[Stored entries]
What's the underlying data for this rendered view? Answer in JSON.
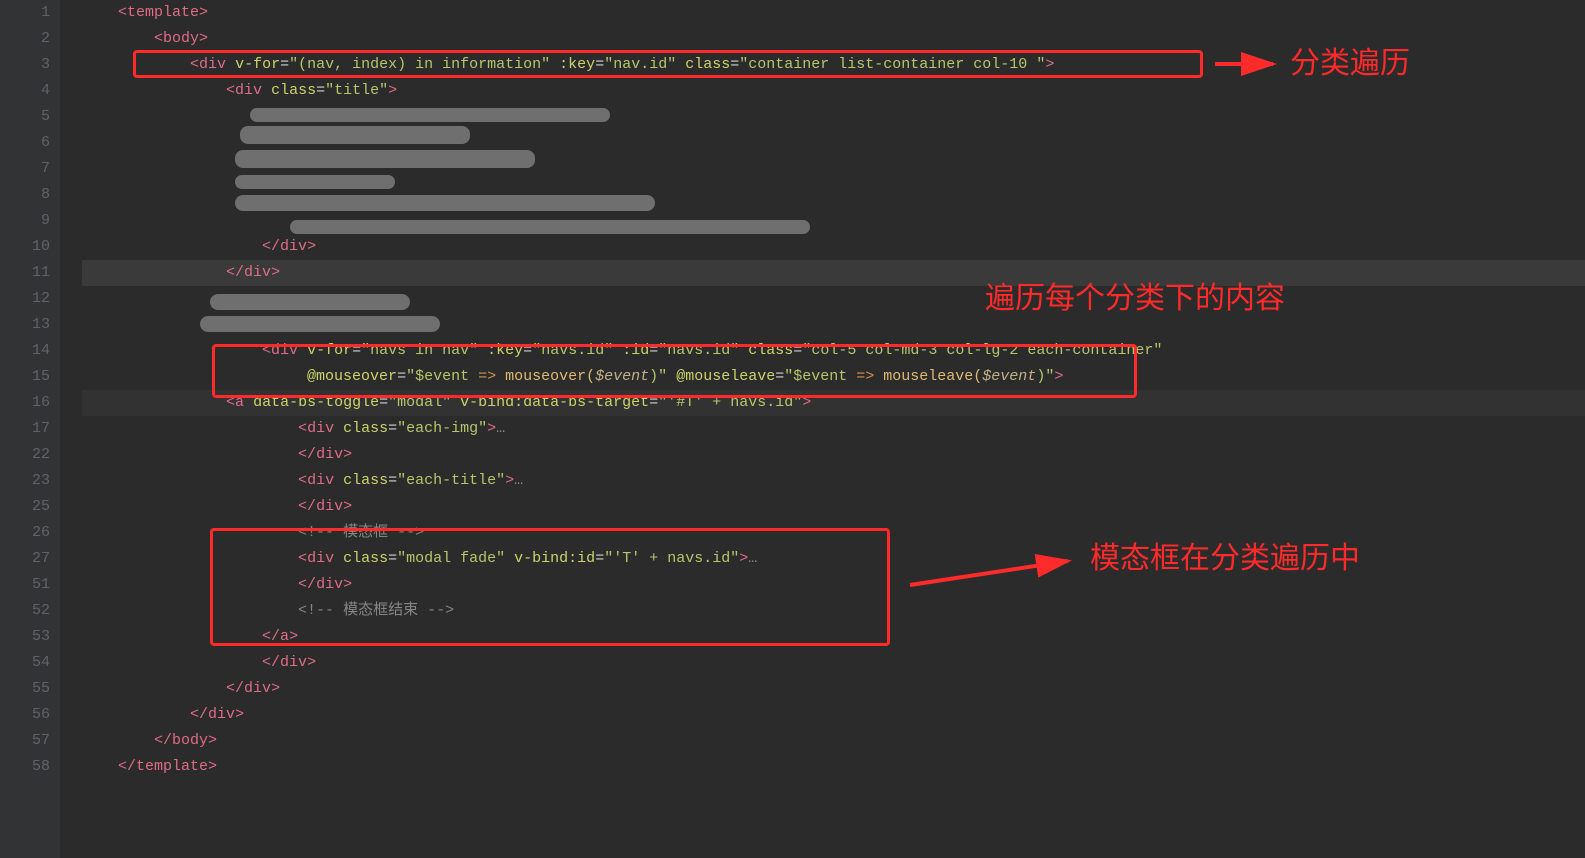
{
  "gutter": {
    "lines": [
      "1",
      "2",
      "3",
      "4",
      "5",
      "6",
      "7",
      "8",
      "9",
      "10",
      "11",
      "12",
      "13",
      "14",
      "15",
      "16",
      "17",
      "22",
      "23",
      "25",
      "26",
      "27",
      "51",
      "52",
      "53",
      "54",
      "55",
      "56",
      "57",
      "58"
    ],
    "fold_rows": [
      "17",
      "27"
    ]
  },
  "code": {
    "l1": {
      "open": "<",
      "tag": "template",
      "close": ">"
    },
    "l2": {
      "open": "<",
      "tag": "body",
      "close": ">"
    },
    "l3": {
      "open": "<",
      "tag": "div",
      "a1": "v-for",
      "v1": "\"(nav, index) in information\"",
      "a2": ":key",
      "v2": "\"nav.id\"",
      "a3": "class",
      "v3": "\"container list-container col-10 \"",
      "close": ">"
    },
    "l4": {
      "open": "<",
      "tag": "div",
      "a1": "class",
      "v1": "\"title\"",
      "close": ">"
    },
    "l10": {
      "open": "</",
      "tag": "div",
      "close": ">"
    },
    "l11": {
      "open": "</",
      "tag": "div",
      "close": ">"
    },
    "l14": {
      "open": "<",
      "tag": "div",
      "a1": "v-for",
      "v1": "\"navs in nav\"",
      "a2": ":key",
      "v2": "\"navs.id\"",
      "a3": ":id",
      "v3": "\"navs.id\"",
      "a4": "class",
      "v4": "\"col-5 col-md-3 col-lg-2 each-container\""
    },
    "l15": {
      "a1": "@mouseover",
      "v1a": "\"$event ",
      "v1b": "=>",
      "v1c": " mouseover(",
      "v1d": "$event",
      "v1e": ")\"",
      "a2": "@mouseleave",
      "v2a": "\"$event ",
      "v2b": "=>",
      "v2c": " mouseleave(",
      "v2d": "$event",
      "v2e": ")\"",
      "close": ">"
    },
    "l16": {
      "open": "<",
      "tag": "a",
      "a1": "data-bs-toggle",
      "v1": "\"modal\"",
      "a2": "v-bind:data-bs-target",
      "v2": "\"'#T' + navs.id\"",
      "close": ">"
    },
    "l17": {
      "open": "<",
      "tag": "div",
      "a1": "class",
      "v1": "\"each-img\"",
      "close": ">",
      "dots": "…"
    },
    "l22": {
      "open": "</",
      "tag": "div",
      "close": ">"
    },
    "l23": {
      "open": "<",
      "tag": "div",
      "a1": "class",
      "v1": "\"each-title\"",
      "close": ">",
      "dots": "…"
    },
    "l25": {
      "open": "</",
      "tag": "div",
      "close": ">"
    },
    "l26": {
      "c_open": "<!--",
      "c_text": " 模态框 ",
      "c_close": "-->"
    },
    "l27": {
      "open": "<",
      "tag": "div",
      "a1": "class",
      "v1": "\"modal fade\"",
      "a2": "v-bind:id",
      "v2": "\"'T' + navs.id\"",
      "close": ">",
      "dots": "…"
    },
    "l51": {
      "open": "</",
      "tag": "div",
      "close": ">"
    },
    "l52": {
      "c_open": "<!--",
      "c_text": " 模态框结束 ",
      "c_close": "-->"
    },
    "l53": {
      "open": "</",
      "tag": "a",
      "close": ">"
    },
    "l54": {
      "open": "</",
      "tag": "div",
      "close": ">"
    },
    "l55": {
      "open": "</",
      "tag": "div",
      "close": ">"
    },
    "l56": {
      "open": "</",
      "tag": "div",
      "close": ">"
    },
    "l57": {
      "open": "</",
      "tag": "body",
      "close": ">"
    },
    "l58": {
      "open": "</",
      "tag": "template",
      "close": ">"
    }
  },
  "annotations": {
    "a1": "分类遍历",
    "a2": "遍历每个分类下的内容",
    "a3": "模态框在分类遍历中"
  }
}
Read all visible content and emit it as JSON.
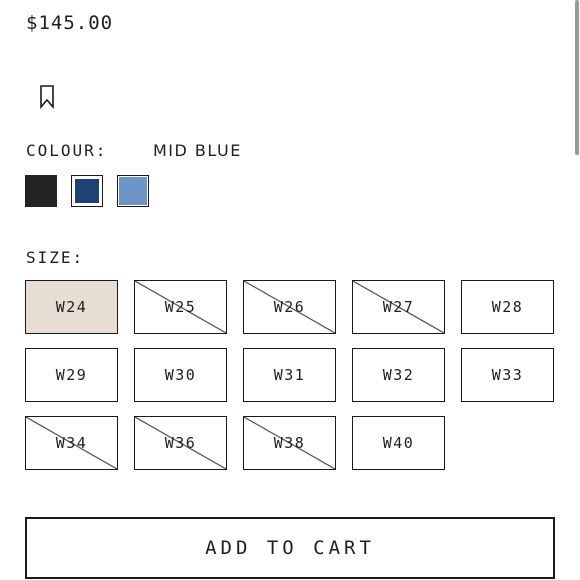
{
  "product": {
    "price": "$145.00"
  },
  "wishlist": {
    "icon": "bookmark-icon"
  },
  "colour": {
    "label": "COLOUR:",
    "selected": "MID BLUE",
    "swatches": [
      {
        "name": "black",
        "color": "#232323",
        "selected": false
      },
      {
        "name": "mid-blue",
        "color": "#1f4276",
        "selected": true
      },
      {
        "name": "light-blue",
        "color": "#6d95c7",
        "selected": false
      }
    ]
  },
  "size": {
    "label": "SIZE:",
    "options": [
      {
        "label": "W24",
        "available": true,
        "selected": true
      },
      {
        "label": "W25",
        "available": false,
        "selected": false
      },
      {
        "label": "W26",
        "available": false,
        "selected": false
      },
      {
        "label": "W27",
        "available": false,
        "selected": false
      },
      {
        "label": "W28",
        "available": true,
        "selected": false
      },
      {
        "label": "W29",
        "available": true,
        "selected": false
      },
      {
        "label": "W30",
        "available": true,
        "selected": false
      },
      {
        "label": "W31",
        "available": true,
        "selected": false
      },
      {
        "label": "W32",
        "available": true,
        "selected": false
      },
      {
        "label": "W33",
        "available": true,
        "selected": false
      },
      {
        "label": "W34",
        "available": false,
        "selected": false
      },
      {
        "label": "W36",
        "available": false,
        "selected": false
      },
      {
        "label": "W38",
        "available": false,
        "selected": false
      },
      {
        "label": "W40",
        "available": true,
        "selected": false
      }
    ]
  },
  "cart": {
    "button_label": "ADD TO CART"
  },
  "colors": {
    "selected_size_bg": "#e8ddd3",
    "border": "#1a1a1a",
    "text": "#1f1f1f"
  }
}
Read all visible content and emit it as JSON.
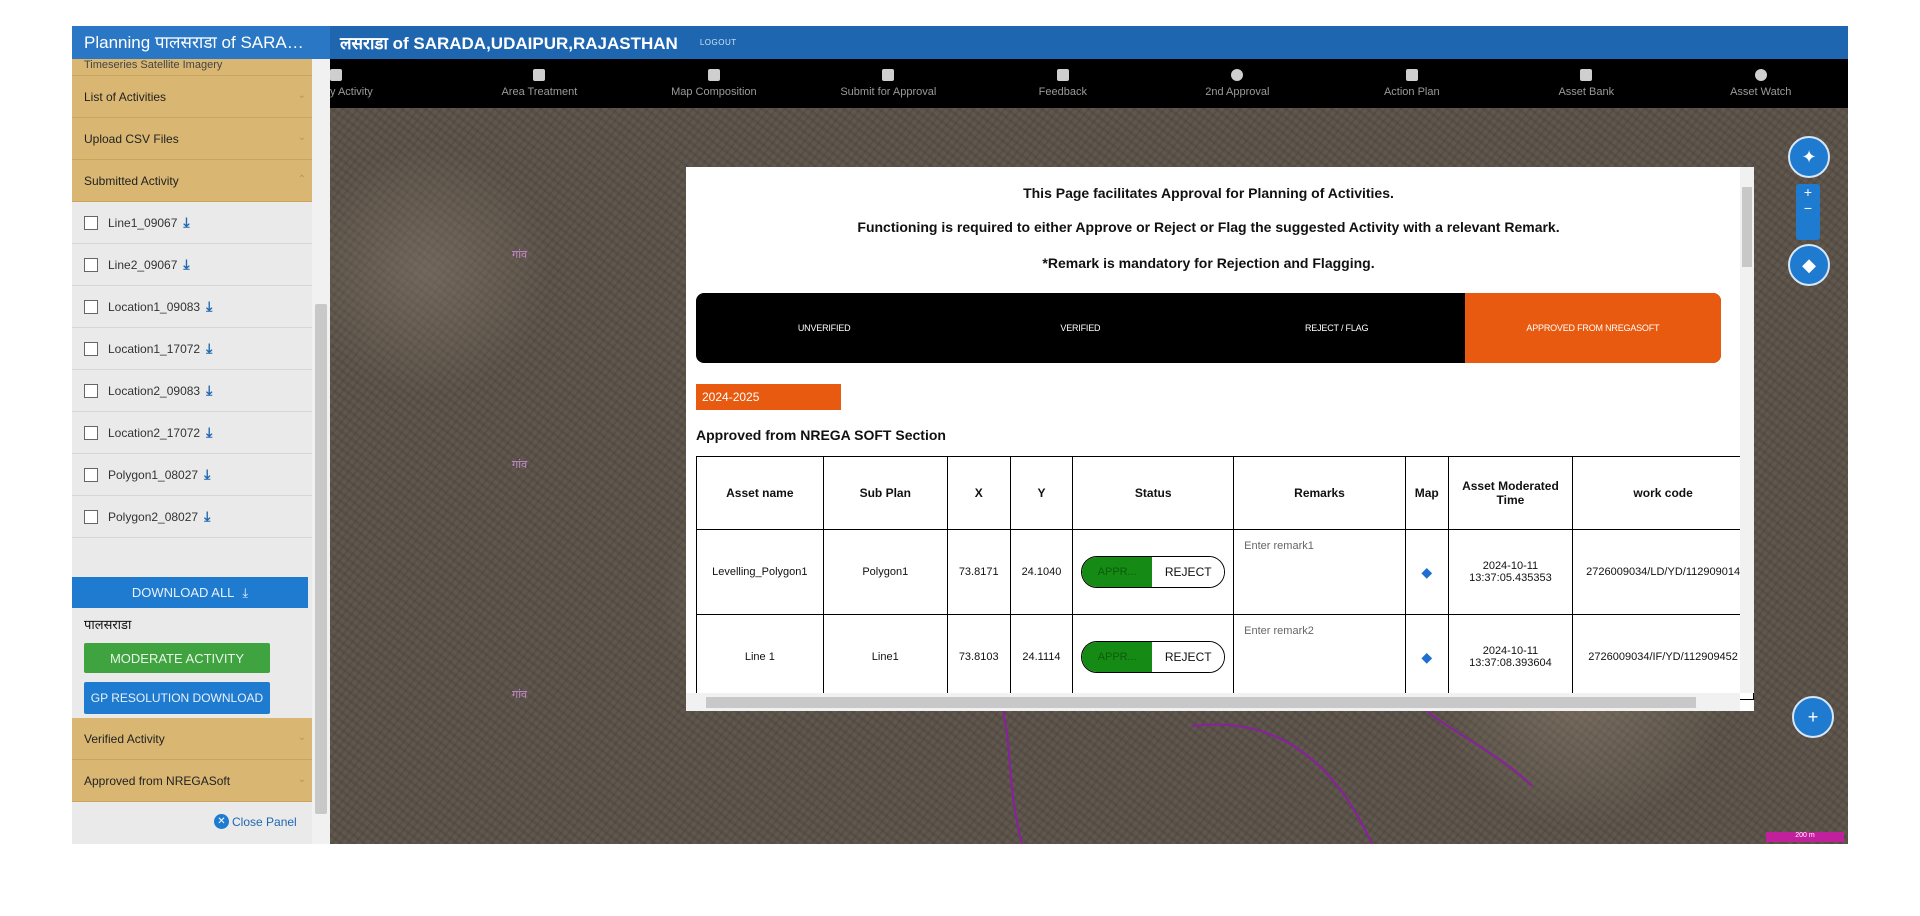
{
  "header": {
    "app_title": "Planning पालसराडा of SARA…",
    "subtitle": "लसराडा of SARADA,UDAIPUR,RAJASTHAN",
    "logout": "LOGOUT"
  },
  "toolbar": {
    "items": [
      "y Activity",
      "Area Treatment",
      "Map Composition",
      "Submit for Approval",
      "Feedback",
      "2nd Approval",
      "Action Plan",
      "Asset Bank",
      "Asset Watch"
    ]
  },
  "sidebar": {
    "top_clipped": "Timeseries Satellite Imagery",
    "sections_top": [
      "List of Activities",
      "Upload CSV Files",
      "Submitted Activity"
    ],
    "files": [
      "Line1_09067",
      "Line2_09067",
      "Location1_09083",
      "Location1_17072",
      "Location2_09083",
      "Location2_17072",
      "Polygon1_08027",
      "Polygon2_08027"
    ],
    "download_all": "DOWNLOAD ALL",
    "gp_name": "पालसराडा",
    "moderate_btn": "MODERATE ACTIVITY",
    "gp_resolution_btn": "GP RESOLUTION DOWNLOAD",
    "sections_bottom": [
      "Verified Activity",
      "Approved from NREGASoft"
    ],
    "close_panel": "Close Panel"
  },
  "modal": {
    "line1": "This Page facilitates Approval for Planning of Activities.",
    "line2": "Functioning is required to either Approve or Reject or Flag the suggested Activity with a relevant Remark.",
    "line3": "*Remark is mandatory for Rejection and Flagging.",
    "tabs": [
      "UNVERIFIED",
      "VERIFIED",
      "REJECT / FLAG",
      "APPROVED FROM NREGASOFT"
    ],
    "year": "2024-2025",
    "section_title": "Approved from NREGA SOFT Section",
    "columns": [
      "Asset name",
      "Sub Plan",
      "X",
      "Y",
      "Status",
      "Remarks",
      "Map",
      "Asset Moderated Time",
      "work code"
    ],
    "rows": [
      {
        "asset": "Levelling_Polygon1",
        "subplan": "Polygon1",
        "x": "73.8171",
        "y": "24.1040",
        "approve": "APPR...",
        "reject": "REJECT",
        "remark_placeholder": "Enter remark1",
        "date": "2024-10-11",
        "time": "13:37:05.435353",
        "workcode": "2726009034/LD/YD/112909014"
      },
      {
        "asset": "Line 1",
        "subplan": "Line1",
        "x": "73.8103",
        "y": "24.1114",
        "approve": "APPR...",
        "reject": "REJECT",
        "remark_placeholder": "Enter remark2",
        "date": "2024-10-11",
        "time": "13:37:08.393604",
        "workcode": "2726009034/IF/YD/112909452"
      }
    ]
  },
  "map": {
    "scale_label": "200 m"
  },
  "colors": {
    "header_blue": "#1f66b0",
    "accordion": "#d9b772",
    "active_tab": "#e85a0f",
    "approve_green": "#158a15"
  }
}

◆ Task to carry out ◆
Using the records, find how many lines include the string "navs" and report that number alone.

◆ Task response ◆
5